| What you are asked to do |
Which lines of the records contain "first"? Collect every one of them.

++++ Source information ++++

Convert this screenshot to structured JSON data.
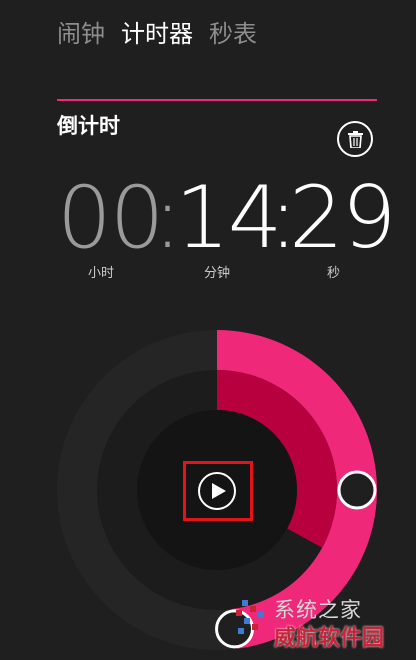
{
  "tabs": [
    {
      "label": "闹钟",
      "active": false
    },
    {
      "label": "计时器",
      "active": true
    },
    {
      "label": "秒表",
      "active": false
    }
  ],
  "timer": {
    "name": "倒计时",
    "hours": "00",
    "minutes": "14",
    "seconds": "29",
    "separator": ":",
    "unit_hours": "小时",
    "unit_minutes": "分钟",
    "unit_seconds": "秒"
  },
  "progress": {
    "remaining_fraction": 0.48,
    "inner_fraction": 0.33
  },
  "colors": {
    "accent": "#f0287a",
    "inner_ring": "#b8003e",
    "highlight_box": "#e3131c",
    "background": "#1f1f1f"
  },
  "icons": {
    "delete": "trash-icon",
    "play": "play-icon"
  },
  "watermark": {
    "line1": "系统之家",
    "line2": "威航软件园"
  }
}
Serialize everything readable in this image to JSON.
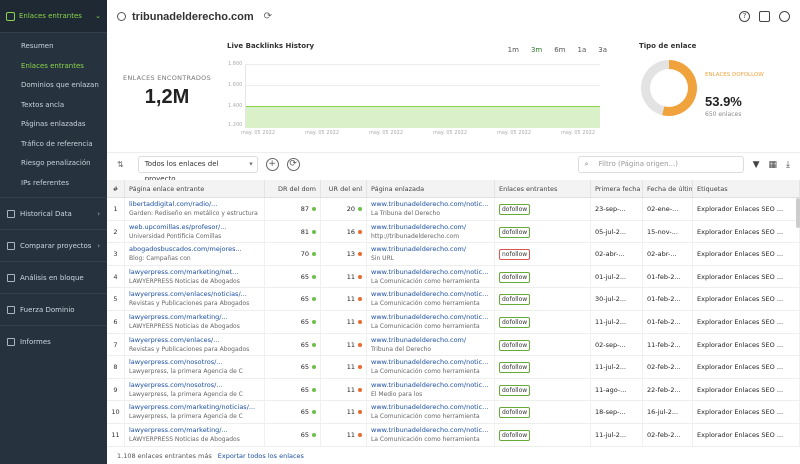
{
  "sidebar": {
    "section_label": "Enlaces entrantes",
    "sub_items": [
      {
        "label": "Resumen",
        "active": false
      },
      {
        "label": "Enlaces entrantes",
        "active": true
      },
      {
        "label": "Dominios que enlazan",
        "active": false
      },
      {
        "label": "Textos ancla",
        "active": false
      },
      {
        "label": "Páginas enlazadas",
        "active": false
      },
      {
        "label": "Tráfico de referencia",
        "active": false
      },
      {
        "label": "Riesgo penalización",
        "active": false
      },
      {
        "label": "IPs referentes",
        "active": false
      }
    ],
    "groups": [
      {
        "label": "Historical Data"
      },
      {
        "label": "Comparar proyectos"
      },
      {
        "label": "Análisis en bloque"
      },
      {
        "label": "Fuerza Dominio"
      },
      {
        "label": "Informes"
      }
    ]
  },
  "header": {
    "domain": "tribunadelderecho.com"
  },
  "stats": {
    "found_label": "ENLACES ENCONTRADOS",
    "found_value": "1,2M",
    "history_title": "Live Backlinks History",
    "ranges": [
      "1m",
      "3m",
      "6m",
      "1a",
      "3a"
    ],
    "active_range": "3m",
    "y_ticks": [
      "1.800",
      "1.600",
      "1.400",
      "1.200"
    ],
    "x_ticks": [
      "may. 05 2022",
      "may. 05 2022",
      "may. 05 2022",
      "may. 05 2022",
      "may. 05 2022",
      "may. 05 2022"
    ],
    "type_title": "Tipo de enlace",
    "type_legend": "ENLACES DOFOLLOW",
    "type_pct": "53.9%",
    "type_sub": "650 enlaces",
    "dofollow_fraction": 0.539
  },
  "toolbar": {
    "filter_value": "Todos los enlaces del proyecto",
    "search_placeholder": "Filtro (Página origen...)"
  },
  "table": {
    "headers": [
      "#",
      "Página enlace entrante",
      "DR del dom",
      "UR del enl",
      "Página enlazada",
      "Enlaces entrantes",
      "Primera fecha",
      "Fecha de última",
      "Etiquetas"
    ],
    "rows": [
      {
        "n": "1",
        "src": "libertaddigital.com/radio/...",
        "src_sub": "Garden: Rediseño en metálico y estructura",
        "dr": "87",
        "ur": "20",
        "link": "www.tribunadelderecho.com/noticias",
        "link_sub": "La Tribuna del Derecho",
        "type": "dofollow",
        "first": "23-sep-...",
        "last": "02-ene-...",
        "tag": "Explorador Enlaces SEO ..."
      },
      {
        "n": "2",
        "src": "web.upcomillas.es/profesor/...",
        "src_sub": "Universidad Pontificia Comillas",
        "dr": "81",
        "ur": "16",
        "link": "www.tribunadelderecho.com/",
        "link_sub": "http://tribunadelderecho.com",
        "type": "dofollow",
        "first": "05-jul-2...",
        "last": "15-nov-...",
        "tag": "Explorador Enlaces SEO ..."
      },
      {
        "n": "3",
        "src": "abogadosbuscados.com/mejores...",
        "src_sub": "Blog: Campañas con",
        "dr": "70",
        "ur": "13",
        "link": "www.tribunadelderecho.com/",
        "link_sub": "Sin URL",
        "type": "nofollow",
        "first": "02-abr-...",
        "last": "02-abr-...",
        "tag": "Explorador Enlaces SEO ..."
      },
      {
        "n": "4",
        "src": "lawyerpress.com/marketing/net...",
        "src_sub": "LAWYERPRESS Noticias de Abogados",
        "dr": "65",
        "ur": "11",
        "link": "www.tribunadelderecho.com/noticias",
        "link_sub": "La Comunicación como herramienta",
        "type": "dofollow",
        "first": "01-jul-2...",
        "last": "01-feb-2...",
        "tag": "Explorador Enlaces SEO ..."
      },
      {
        "n": "5",
        "src": "lawyerpress.com/enlaces/noticias/...",
        "src_sub": "Revistas y Publicaciones para Abogados",
        "dr": "65",
        "ur": "11",
        "link": "www.tribunadelderecho.com/noticias",
        "link_sub": "La Comunicación como herramienta",
        "type": "dofollow",
        "first": "30-jul-2...",
        "last": "01-feb-2...",
        "tag": "Explorador Enlaces SEO ..."
      },
      {
        "n": "6",
        "src": "lawyerpress.com/marketing/...",
        "src_sub": "LAWYERPRESS Noticias de Abogados",
        "dr": "65",
        "ur": "11",
        "link": "www.tribunadelderecho.com/noticias",
        "link_sub": "La Comunicación como herramienta",
        "type": "dofollow",
        "first": "11-jul-2...",
        "last": "01-feb-2...",
        "tag": "Explorador Enlaces SEO ..."
      },
      {
        "n": "7",
        "src": "lawyerpress.com/enlaces/...",
        "src_sub": "Revistas y Publicaciones para Abogados",
        "dr": "65",
        "ur": "11",
        "link": "www.tribunadelderecho.com/",
        "link_sub": "Tribuna del Derecho",
        "type": "dofollow",
        "first": "02-sep-...",
        "last": "11-feb-2...",
        "tag": "Explorador Enlaces SEO ..."
      },
      {
        "n": "8",
        "src": "lawyerpress.com/nosotros/...",
        "src_sub": "Lawyerpress, la primera Agencia de C",
        "dr": "65",
        "ur": "11",
        "link": "www.tribunadelderecho.com/noticias",
        "link_sub": "La Comunicación como herramienta",
        "type": "dofollow",
        "first": "11-jul-2...",
        "last": "02-feb-2...",
        "tag": "Explorador Enlaces SEO ..."
      },
      {
        "n": "9",
        "src": "lawyerpress.com/nosotros/...",
        "src_sub": "Lawyerpress, la primera Agencia de C",
        "dr": "65",
        "ur": "11",
        "link": "www.tribunadelderecho.com/noticias",
        "link_sub": "El Medio para los",
        "type": "dofollow",
        "first": "11-ago-...",
        "last": "22-feb-2...",
        "tag": "Explorador Enlaces SEO ..."
      },
      {
        "n": "10",
        "src": "lawyerpress.com/marketing/noticias/...",
        "src_sub": "Lawyerpress, la primera Agencia de C",
        "dr": "65",
        "ur": "11",
        "link": "www.tribunadelderecho.com/noticias",
        "link_sub": "La Comunicación como herramienta",
        "type": "dofollow",
        "first": "18-sep-...",
        "last": "16-jul-2...",
        "tag": "Explorador Enlaces SEO ..."
      },
      {
        "n": "11",
        "src": "lawyerpress.com/marketing/...",
        "src_sub": "LAWYERPRESS Noticias de Abogados",
        "dr": "65",
        "ur": "11",
        "link": "www.tribunadelderecho.com/noticias",
        "link_sub": "La Comunicación como herramienta",
        "type": "dofollow",
        "first": "11-jul-2...",
        "last": "02-feb-2...",
        "tag": "Explorador Enlaces SEO ..."
      }
    ]
  },
  "footer": {
    "count_text": "1.108 enlaces entrantes más",
    "export_link": "Exportar todos los enlaces"
  },
  "colors": {
    "accent": "#8bd34a",
    "sidebar_bg": "#26333f",
    "donut": "#f0a23c",
    "link": "#1a4fa0"
  }
}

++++

| Result of this exercise |
        "first": "23-sep-...",
        "first": "05-jul-2...",
        "first": "02-abr-...",
        "first": "01-jul-2...",
        "first": "30-jul-2...",
        "first": "11-jul-2...",
        "first": "02-sep-...",
        "first": "11-jul-2...",
        "first": "11-ago-...",
        "first": "18-sep-...",
        "first": "11-jul-2...",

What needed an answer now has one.